A Mammoth Rescue Mission: Rare Forest Elephants Saved From Death
By Dan BloomPublished: January 20, 2014
A mammoth rescue mission: Rare forest elephants saved from death at the hands of farmers after they trampled their crops.
- Animals forced out by logging have clashed with farmers in Ivory Coast
- Now they have been rescued by the International Fund for Animal Welfare
- Experts had to hack through jungle with chainsaws and avoid being gored
- There are only about 100,000 forest elephants left in the wild
Tranquilized, strapped down and shut inside reinforced trucks, a group of rare elephants has been saved from what campaigners say would be certain death.
The endangered African forest elephants had torn up farms and crops in villages in Ivory Coast, triggering fears that farmers would shoot them.
So an animal rights charity has saved the creatures the only way possible - by driving them 250 miles away to a national park.
The mission by the International Fund for Animal Welfare (IFAW) was no easy task, as the dense forests of the elephants' habitat made them almost impossible to track.
Just 100,000 or so of the creatures are left in the wild after logging and mining forced them from their habitats and into conflict with farmers.
Unlike larger savannah elephants, they live only in the jungles of central and western Africa, torn up by wars and heavy industry.
Despite weighing up to five tonnes they are not even safe in national parks, as poachers seize on the booming trade of illegal ivory to countries like China.
To save the elephants yesterday experts tracked them through jungle near the town of Daloa, then shot them with tranquiliser darts.
Rescue mission: The charity hopes to save about a dozen elephants in total which have settled near Daloa
They had to bring chainsaws and pickaxes to hack through the trees - and two litres of washing-up liquid to slide the sleeping elephants onto a trailer.
Then there was the huge crane which lifted the beasts onto a car recovery truck.
Team member Dr Andre Uys said: 'There's no way we can perform a traditional elephant caputre here like we do in the savannah.
Mission: Usually the rescuers use helicopters, but were thwarted by the dense African jungle
'The primary forest canopy is 60 metres high.
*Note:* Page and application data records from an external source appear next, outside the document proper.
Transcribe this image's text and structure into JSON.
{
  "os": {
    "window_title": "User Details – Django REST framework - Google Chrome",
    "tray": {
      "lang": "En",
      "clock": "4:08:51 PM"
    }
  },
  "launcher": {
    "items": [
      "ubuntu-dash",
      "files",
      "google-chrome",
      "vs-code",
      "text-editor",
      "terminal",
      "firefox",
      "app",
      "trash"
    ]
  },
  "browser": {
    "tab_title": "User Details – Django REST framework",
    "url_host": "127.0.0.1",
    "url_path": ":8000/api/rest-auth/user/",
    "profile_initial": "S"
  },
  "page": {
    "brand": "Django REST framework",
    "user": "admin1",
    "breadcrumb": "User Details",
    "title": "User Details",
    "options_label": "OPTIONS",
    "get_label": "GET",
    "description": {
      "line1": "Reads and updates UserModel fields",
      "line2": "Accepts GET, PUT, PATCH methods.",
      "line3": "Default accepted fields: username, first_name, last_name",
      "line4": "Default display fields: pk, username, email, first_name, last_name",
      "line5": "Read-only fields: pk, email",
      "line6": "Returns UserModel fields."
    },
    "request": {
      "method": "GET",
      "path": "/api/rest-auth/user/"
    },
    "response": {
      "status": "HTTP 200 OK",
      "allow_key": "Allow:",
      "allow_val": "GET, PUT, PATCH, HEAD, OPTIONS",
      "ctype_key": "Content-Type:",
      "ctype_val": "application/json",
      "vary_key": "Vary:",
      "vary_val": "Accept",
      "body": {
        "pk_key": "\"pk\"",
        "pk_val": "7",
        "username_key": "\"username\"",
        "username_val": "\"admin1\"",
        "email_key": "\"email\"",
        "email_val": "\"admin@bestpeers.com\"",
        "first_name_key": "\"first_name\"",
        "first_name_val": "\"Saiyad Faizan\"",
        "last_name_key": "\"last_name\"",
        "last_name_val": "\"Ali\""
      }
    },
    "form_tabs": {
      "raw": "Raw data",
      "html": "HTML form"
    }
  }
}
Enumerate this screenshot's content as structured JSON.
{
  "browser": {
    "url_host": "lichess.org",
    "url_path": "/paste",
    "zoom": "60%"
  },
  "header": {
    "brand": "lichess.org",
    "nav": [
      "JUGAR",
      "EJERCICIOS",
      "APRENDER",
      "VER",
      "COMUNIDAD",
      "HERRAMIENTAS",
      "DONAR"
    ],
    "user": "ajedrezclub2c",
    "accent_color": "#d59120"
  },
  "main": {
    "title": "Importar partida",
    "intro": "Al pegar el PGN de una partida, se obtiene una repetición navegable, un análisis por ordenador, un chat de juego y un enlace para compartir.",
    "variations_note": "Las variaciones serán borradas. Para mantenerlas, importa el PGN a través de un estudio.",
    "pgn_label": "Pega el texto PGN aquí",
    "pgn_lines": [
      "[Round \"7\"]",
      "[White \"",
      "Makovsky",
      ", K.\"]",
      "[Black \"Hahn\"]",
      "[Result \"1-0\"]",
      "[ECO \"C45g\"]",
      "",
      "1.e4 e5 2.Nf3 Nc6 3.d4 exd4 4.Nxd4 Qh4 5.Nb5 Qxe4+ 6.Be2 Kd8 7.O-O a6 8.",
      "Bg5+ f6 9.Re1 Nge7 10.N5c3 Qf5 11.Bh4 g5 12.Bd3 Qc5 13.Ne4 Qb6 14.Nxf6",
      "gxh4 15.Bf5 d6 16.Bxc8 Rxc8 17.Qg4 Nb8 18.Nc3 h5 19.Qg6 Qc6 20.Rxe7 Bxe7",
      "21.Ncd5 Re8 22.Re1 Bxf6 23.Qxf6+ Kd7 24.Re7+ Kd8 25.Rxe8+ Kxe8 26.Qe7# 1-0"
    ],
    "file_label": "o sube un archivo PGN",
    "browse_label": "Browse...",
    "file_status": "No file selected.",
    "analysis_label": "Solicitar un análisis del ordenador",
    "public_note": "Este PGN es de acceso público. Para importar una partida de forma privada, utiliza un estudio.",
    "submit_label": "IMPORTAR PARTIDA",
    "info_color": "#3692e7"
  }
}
It makes it impossible to operate with the helicopter. It's going to be a mammoth task.
His colleague Neil Greenwood added: 'You are dealing with a dangerous animal. Those elephants are silent and you can literally take a corner and walk into one of those and that's where injuries and deaths will occur from.'
In all the charity hopes to rescue about a dozen elephants, which experts will rehome in the Azagny National Park and fit with GPS collars to track their movements.
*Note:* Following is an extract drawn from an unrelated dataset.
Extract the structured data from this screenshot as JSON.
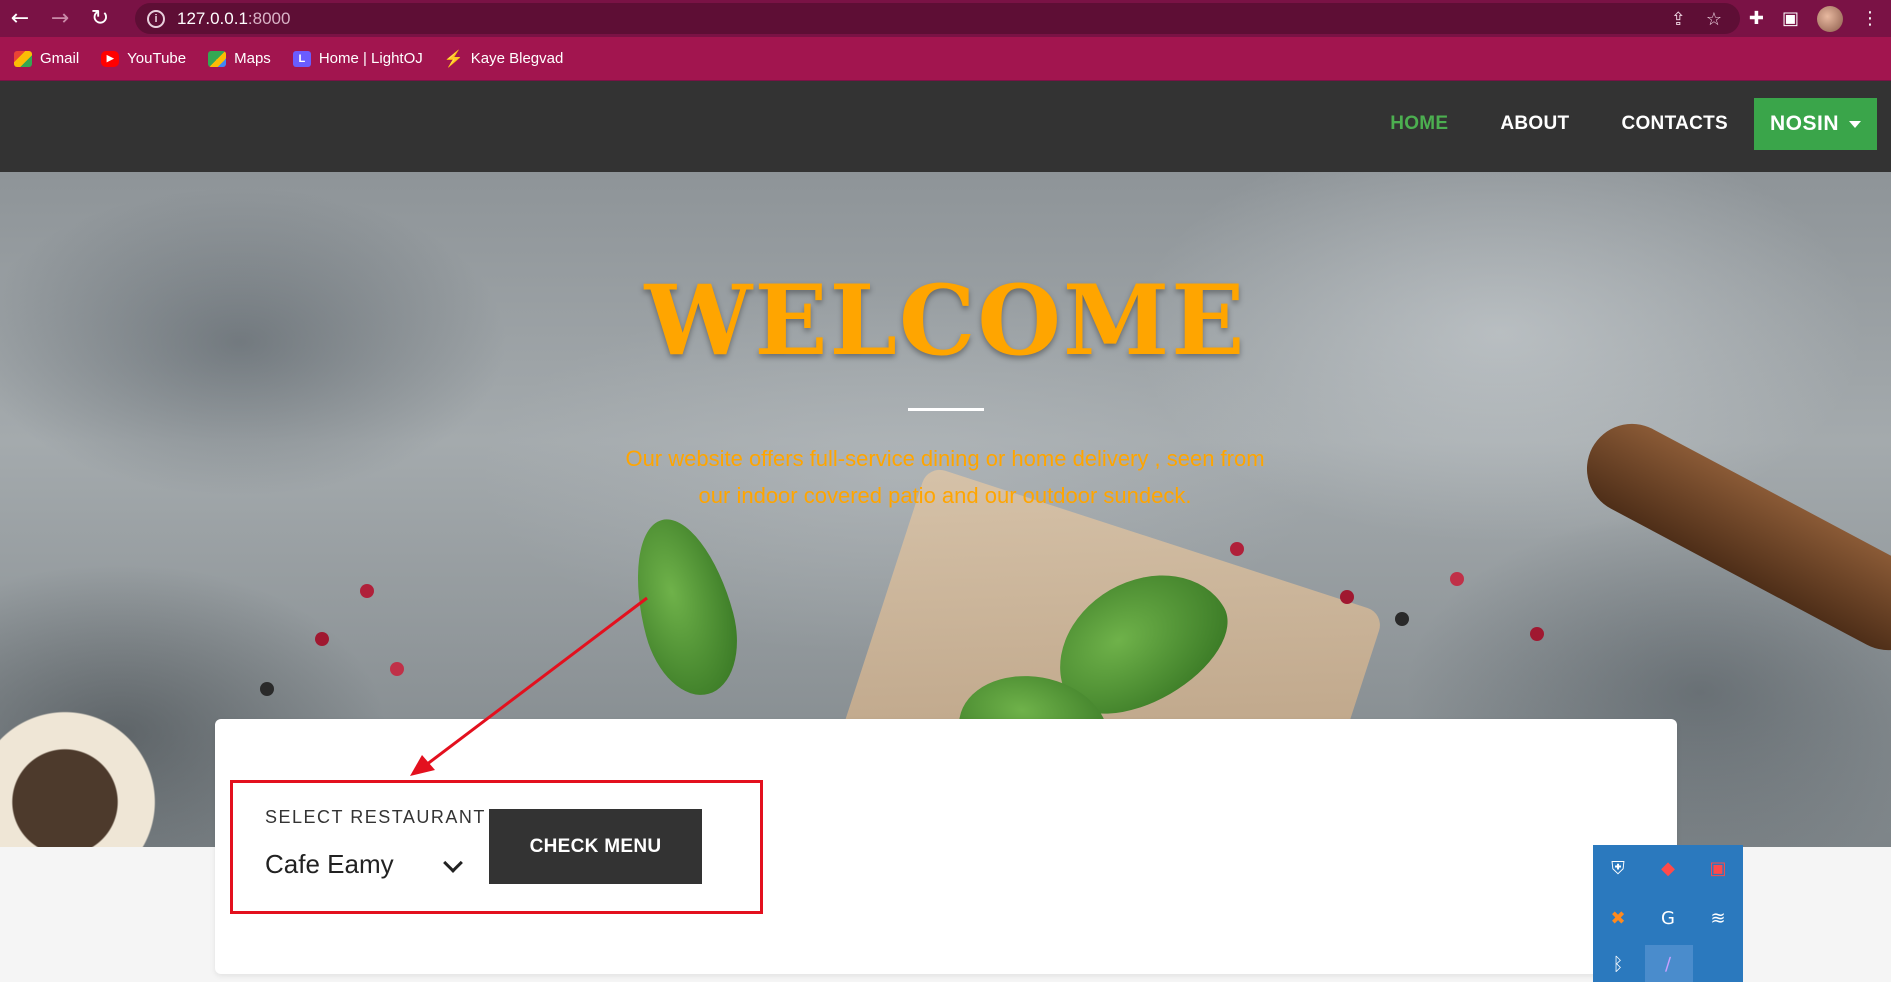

The Ivory Coast government pleaded for the charity's help to avoid the elephants being killed.
IFAW director Céline Sissler-Bienvenu said: 'The elephant is the national emblem of Côte d'Ivoire. This is why, at the request of the Ivorian authorities, the villagers have shown patience so that a humane alternative to culling could be found.
'Having examined all of the available solutions, we proposed this last resort to move the elephants to safety.'
'If we are to save these endangered elephants, we have to act now, during the dry season. This jumbo rescue mission resolves a major conservation problem and contributes to the safety and well-being of both animals and people.'
The number of forest elephants is impossible to determine exactly because the creatures are so reclusive. Instead scientists have to count the amount of dung in each area.
It is not the first time the charity has run a jumbo evacuation, however.
In 2009, IFAW evacuated 83 savannah elephants which were caught in deadly human-elephant conflict in Malawi.
You can donate towards the mission here.